===== Data records =====

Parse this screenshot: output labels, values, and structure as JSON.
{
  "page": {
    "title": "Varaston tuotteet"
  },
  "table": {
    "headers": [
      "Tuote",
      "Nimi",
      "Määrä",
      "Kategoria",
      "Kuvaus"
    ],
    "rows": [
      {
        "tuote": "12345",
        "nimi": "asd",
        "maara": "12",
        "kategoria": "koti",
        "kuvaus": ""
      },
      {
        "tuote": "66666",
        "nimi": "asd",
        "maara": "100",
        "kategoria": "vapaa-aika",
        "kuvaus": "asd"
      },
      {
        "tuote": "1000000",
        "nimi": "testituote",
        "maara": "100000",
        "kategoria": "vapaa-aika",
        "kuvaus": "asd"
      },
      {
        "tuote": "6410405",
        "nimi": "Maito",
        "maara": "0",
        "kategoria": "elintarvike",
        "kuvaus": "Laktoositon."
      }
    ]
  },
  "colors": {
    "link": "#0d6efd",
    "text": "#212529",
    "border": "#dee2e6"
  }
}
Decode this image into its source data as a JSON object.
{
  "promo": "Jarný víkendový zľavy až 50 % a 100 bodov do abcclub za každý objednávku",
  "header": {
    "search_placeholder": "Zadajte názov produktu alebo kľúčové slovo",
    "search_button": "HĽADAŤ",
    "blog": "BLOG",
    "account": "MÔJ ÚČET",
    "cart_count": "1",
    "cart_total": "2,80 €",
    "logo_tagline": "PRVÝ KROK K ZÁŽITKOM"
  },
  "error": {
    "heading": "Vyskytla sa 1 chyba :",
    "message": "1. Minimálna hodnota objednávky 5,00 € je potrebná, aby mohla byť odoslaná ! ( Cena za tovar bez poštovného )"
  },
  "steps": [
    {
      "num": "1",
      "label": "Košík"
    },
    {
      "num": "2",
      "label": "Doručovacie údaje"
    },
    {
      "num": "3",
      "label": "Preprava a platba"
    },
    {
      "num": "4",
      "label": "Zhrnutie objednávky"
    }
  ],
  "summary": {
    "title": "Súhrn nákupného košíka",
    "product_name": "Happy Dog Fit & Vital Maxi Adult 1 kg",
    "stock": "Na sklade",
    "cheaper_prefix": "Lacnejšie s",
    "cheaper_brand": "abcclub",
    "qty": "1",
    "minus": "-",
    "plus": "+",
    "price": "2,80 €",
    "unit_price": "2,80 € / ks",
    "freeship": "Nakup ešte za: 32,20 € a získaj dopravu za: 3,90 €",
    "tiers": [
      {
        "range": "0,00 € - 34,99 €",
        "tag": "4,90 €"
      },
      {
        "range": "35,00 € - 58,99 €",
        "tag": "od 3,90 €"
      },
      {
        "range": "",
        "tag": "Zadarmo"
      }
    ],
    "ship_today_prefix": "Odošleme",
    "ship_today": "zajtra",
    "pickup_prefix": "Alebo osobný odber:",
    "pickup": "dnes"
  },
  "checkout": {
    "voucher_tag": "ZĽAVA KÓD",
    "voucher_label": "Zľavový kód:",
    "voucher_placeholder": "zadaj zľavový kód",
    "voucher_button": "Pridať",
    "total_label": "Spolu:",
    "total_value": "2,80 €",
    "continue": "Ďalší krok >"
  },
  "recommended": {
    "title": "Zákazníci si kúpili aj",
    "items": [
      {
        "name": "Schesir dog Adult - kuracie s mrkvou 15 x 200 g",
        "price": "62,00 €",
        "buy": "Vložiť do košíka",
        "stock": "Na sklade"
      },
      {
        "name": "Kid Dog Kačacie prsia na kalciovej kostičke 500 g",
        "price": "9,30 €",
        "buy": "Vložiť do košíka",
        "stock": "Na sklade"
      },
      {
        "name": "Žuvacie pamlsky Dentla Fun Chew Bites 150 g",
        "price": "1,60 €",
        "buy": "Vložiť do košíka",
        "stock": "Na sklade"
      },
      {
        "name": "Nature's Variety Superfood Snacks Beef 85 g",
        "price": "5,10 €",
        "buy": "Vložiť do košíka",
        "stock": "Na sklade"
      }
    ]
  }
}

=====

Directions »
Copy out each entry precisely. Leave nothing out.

Exercise answer »
Parse this screenshot: output labels, values, and structure as JSON.
{
  "page": {
    "title": "Varaston tuotteet"
  },
  "table": {
    "headers": [
      "Tuote",
      "Nimi",
      "Määrä",
      "Kategoria",
      "Kuvaus"
    ],
    "rows": [
      {
        "tuote": "12345",
        "nimi": "asd",
        "maara": "12",
        "kategoria": "koti",
        "kuvaus": ""
      },
      {
        "tuote": "66666",
        "nimi": "asd",
        "maara": "100",
        "kategoria": "vapaa-aika",
        "kuvaus": "asd"
      },
      {
        "tuote": "1000000",
        "nimi": "testituote",
        "maara": "100000",
        "kategoria": "vapaa-aika",
        "kuvaus": "asd"
      },
      {
        "tuote": "6410405",
        "nimi": "Maito",
        "maara": "0",
        "kategoria": "elintarvike",
        "kuvaus": "Laktoositon."
      }
    ]
  },
  "colors": {
    "link": "#0d6efd",
    "text": "#212529",
    "border": "#dee2e6"
  }
}
Decode this image into its source data as a JSON object.
{
  "promo": "Jarný víkendový zľavy až 50 % a 100 bodov do abcclub za každý objednávku",
  "header": {
    "search_placeholder": "Zadajte názov produktu alebo kľúčové slovo",
    "search_button": "HĽADAŤ",
    "blog": "BLOG",
    "account": "MÔJ ÚČET",
    "cart_count": "1",
    "cart_total": "2,80 €",
    "logo_tagline": "PRVÝ KROK K ZÁŽITKOM"
  },
  "error": {
    "heading": "Vyskytla sa 1 chyba :",
    "message": "1. Minimálna hodnota objednávky 5,00 € je potrebná, aby mohla byť odoslaná ! ( Cena za tovar bez poštovného )"
  },
  "steps": [
    {
      "num": "1",
      "label": "Košík"
    },
    {
      "num": "2",
      "label": "Doručovacie údaje"
    },
    {
      "num": "3",
      "label": "Preprava a platba"
    },
    {
      "num": "4",
      "label": "Zhrnutie objednávky"
    }
  ],
  "summary": {
    "title": "Súhrn nákupného košíka",
    "product_name": "Happy Dog Fit & Vital Maxi Adult 1 kg",
    "stock": "Na sklade",
    "cheaper_prefix": "Lacnejšie s",
    "cheaper_brand": "abcclub",
    "qty": "1",
    "minus": "-",
    "plus": "+",
    "price": "2,80 €",
    "unit_price": "2,80 € / ks",
    "freeship": "Nakup ešte za: 32,20 € a získaj dopravu za: 3,90 €",
    "tiers": [
      {
        "range": "0,00 € - 34,99 €",
        "tag": "4,90 €"
      },
      {
        "range": "35,00 € - 58,99 €",
        "tag": "od 3,90 €"
      },
      {
        "range": "",
        "tag": "Zadarmo"
      }
    ],
    "ship_today_prefix": "Odošleme",
    "ship_today": "zajtra",
    "pickup_prefix": "Alebo osobný odber:",
    "pickup": "dnes"
  },
  "checkout": {
    "voucher_tag": "ZĽAVA KÓD",
    "voucher_label": "Zľavový kód:",
    "voucher_placeholder": "zadaj zľavový kód",
    "voucher_button": "Pridať",
    "total_label": "Spolu:",
    "total_value": "2,80 €",
    "continue": "Ďalší krok >"
  },
  "recommended": {
    "title": "Zákazníci si kúpili aj",
    "items": [
      {
        "name": "Schesir dog Adult - kuracie s mrkvou 15 x 200 g",
        "price": "62,00 €",
        "buy": "Vložiť do košíka",
        "stock": "Na sklade"
      },
      {
        "name": "Kid Dog Kačacie prsia na kalciovej kostičke 500 g",
        "price": "9,30 €",
        "buy": "Vložiť do košíka",
        "stock": "Na sklade"
      },
      {
        "name": "Žuvacie pamlsky Dentla Fun Chew Bites 150 g",
        "price": "1,60 €",
        "buy": "Vložiť do košíka",
        "stock": "Na sklade"
      },
      {
        "name": "Nature's Variety Superfood Snacks Beef 85 g",
        "price": "5,10 €",
        "buy": "Vložiť do košíka",
        "stock": "Na sklade"
      }
    ]
  }
}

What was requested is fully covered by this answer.